> [EXERCISE PROMPT]
Tally the lines below that hold the string "Condition", and give only the tally.

Excerpts from an interface dataset
_____
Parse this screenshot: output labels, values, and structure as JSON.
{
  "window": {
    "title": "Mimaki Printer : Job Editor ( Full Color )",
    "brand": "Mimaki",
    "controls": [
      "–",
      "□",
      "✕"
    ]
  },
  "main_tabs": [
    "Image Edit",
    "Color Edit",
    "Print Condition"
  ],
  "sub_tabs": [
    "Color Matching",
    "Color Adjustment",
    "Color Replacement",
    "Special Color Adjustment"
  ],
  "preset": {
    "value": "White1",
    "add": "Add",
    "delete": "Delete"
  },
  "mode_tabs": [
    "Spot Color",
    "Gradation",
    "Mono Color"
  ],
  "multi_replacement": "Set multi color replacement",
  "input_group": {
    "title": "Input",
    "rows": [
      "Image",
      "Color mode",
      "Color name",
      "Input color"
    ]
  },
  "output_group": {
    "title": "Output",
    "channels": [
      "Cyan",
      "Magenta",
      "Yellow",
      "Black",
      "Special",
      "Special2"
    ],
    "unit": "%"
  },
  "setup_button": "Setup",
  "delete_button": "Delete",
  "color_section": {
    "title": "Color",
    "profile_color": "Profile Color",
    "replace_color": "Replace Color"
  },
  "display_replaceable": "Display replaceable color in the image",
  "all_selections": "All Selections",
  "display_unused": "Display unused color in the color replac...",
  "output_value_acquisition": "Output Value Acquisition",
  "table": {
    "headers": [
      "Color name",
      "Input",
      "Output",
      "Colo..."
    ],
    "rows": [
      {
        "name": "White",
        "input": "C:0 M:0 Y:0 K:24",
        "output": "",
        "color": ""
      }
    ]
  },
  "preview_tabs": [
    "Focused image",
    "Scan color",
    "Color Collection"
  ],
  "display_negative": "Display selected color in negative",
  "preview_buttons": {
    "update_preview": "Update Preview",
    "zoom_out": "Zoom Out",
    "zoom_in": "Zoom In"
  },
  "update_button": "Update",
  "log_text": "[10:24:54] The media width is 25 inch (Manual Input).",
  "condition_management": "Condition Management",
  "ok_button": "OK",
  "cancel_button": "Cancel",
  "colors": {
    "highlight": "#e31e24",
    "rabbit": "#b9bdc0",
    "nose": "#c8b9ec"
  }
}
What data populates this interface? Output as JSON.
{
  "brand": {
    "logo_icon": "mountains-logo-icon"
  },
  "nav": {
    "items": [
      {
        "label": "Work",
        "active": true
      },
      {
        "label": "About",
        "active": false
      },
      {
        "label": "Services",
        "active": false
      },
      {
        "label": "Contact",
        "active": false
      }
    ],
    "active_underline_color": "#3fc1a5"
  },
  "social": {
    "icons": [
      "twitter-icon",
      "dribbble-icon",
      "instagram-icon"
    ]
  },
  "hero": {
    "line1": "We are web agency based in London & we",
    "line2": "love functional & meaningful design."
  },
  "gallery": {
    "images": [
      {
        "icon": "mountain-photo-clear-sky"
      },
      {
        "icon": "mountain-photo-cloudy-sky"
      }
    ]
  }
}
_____
> [REPLY]
2